Sankofa by Chibundu Onuzo
Pub Date: 11/5
Anna is a mixed-race woman at a crossroads in her life. After her mother dies, she finds information about the African father she never knew. It seems he was involved in radical politics in Africa, even becoming the leader (some would say dictator) of a small nation in West Africa. He's still alive, so Anna goes searching for him and finds out more about herself and her place in the world along the way. Catapult again approved an e-galley of this for me, and I can't wait to dig in.
Still Life by Sarah Winman
Pub Date: 10/26

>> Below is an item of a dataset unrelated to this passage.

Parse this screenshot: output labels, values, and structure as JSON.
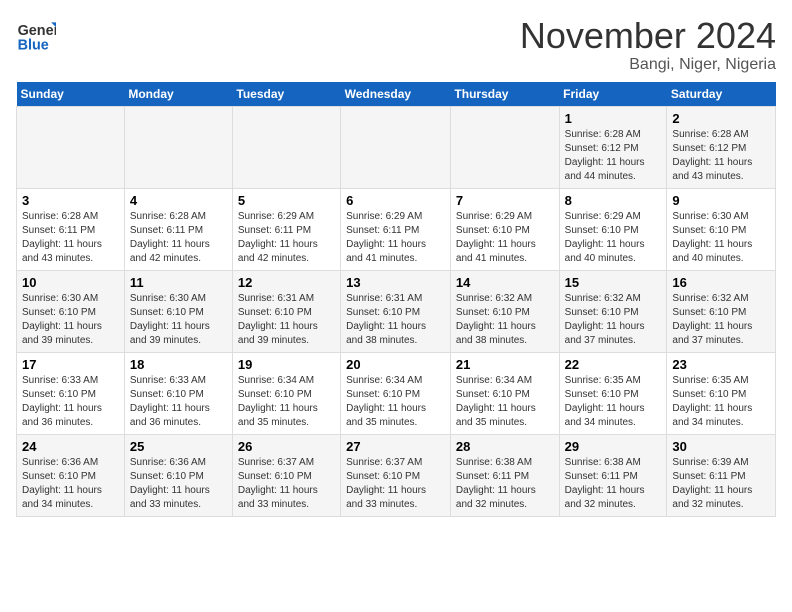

English soldier Ulysses Temper finds himself in the wine cellar of a deserted villa where he meets art historian Evelyn Skinner. This novel spans the next four decades of his life as he finds solace and meaning in both art and the harsh realities of war, love, and life. This novel sounds lovely.
The War for Gloria by Atticus Lish
Pub Date: 9/7
Corey Goltz is a 15-year-old boy who's estranged from his father and ends up being the primary caretaker of his mother who is diagnosed with ALS. When his father re-enters the picture, Corey's must fight against his father's neglect and cruelty, while meeting his mother's needs. This book promises an unflinching look at a father-son relationship.
I mean, is there even one on here that doesn't sound terrific? I want to read them all!
Current Events Selection
A Bigger Picture: My Fight to Bring a New African Voice to the Climate Crisis by Vanessa Nakate (Houghton Mifflin Harcourt)
The End of Bias: A Beginning: The Science and Practice of Overcoming Unconscious Bias by Jessica Nordell (Metropolitan)
⭐Learning in Public: Lessons for a Racially Divided America from My Daughter's School by Courtney E. Martin (Little, Brown)
The Least of Us: True Tales of America and Hope in the Age of Fentanyl and Meth by Sam Quinones (Bloomsbury)
⭐The Power of Women: Learning from Resilience to Heal Our World by Dr. Denis Mukwege (Flatiron)
Refugee High: Coming of Age in America by Elly Fishman (The New Press)
⭐The Vote Collectors: The True Story of the Scamsters, Politicians, and Preachers Behind the Nation's Greatest Electoral Fraud by Michael Graff and Nick Ochsner (University of North Carolina Press/Ferris and Ferris)